Britain’s first and only public memorial to the men and women of 1916 has been unveiled in Liverpool.
Of all Britain’s cities it sent the most volunteers to take part in the Rising, they established the Kimmage Garrison of which they comprised over a third.
Liverpool’s Cumman na mBan was the only unit which went from Britain to take part in the Easter manoeuvres.
The memorial, arranged by former long-serving Labour Party MP Kevin McNamara and local photographer Liam Walsh, was unveiled at a special ceremony at Saint Anthony’s Church, Scotland Road, last Sunday.
The unveiling was performed by Commandant Stephen Mac Eoin, in charge of Ireland’s Military Archives, at Cathal Brugha Barracks in Dublin, local Liverpool resident with Bernard Morgan and Peter King, whose family members took part in the Rising.
View photos from the unveiling ceremony here:+16
The Memorial was Blessed by Bishop Thomas Williams, auxiliary Bishop of Liverpool, who was born and brought up in the area and is a former Parish Priest of Saint Anthony’s Church.
It is the first of its kind in Britain and consent had to be obtained from the Historic Churches Commission for the erection of the plaque in a grade 2 listed building.
It was financed by members of the Liverpool and District Irish community and erected by the Liverpool Easter 1916 Commemoration Committee “as a permanent tribute to those brave men and women who left Liverpool to fight for Irish freedom”.
You may also be interested in:

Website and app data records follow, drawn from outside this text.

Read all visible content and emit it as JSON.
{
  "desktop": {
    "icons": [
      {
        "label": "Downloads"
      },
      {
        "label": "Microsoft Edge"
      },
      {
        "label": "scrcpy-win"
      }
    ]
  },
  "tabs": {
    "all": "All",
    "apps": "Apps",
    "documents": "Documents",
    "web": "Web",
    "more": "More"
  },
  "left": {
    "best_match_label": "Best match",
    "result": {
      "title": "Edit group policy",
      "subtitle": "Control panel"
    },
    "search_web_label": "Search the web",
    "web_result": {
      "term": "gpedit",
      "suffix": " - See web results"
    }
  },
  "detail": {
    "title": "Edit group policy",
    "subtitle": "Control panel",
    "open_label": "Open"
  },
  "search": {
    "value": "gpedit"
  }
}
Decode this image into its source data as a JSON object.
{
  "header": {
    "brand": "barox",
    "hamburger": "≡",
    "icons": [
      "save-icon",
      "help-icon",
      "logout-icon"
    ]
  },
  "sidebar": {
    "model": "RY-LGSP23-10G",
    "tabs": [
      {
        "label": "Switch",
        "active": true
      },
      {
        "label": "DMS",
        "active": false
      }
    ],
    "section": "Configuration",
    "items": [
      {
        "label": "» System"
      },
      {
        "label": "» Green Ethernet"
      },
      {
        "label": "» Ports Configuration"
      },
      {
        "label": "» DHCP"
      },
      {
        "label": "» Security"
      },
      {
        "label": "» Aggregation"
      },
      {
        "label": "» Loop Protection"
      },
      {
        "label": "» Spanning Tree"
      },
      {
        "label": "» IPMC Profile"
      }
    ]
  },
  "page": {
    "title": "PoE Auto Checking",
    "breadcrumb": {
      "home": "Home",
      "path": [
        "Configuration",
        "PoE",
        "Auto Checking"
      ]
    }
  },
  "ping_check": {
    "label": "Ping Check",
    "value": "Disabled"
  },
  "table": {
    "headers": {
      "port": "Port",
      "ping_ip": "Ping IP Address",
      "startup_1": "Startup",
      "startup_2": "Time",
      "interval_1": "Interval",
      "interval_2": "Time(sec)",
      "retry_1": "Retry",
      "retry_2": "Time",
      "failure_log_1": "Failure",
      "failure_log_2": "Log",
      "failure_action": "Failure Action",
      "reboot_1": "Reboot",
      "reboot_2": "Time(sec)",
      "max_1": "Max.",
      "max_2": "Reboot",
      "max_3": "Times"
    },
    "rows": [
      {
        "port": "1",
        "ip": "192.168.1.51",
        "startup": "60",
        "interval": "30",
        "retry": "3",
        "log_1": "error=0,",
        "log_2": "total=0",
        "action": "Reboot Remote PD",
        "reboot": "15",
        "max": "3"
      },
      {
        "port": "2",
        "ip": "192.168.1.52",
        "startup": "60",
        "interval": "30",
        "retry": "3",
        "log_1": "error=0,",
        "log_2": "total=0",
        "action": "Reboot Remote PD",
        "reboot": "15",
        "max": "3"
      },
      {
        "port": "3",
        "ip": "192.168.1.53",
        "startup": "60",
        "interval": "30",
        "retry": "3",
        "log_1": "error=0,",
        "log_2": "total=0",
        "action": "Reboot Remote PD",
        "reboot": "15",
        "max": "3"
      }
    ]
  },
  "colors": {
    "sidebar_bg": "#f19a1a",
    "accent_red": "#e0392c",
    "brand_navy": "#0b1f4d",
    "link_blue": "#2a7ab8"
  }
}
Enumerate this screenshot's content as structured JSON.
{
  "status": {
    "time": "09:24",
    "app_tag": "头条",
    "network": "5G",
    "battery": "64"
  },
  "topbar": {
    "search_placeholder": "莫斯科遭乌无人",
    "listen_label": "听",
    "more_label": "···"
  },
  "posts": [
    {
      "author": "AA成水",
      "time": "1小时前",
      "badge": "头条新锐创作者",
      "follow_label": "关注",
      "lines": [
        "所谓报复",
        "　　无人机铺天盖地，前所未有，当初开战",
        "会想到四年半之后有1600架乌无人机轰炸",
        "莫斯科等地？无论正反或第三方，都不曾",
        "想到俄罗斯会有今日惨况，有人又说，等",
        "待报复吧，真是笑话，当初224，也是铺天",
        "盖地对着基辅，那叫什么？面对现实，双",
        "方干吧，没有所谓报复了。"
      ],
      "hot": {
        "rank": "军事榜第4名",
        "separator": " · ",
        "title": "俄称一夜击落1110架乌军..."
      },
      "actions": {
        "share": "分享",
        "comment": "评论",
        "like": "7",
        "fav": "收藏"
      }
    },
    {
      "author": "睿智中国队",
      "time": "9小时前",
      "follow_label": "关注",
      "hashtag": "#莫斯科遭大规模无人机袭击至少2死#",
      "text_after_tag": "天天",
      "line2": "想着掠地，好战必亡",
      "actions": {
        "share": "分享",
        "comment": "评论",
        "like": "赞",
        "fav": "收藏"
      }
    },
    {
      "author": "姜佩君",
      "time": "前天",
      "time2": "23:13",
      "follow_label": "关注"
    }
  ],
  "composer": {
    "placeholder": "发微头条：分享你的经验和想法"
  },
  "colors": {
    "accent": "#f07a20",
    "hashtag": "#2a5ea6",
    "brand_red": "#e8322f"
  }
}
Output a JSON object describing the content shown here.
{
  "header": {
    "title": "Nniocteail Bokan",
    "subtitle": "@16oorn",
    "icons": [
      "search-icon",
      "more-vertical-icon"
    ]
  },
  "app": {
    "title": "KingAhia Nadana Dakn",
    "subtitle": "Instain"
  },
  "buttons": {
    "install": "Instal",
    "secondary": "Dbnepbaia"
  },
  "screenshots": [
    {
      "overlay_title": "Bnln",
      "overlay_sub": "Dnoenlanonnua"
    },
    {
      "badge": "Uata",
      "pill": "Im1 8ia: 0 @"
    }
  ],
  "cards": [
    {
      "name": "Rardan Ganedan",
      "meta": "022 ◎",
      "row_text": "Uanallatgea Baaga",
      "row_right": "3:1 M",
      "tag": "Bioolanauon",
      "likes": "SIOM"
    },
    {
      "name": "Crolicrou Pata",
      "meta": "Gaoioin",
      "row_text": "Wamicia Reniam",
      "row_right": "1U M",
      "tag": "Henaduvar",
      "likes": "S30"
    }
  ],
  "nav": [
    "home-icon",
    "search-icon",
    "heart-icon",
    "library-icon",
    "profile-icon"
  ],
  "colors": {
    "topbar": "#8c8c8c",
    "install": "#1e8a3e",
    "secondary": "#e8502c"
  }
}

Adam Shaw talks spoke to writer Neill Weatherall about the interplay between art and history in shaping the Ireland we know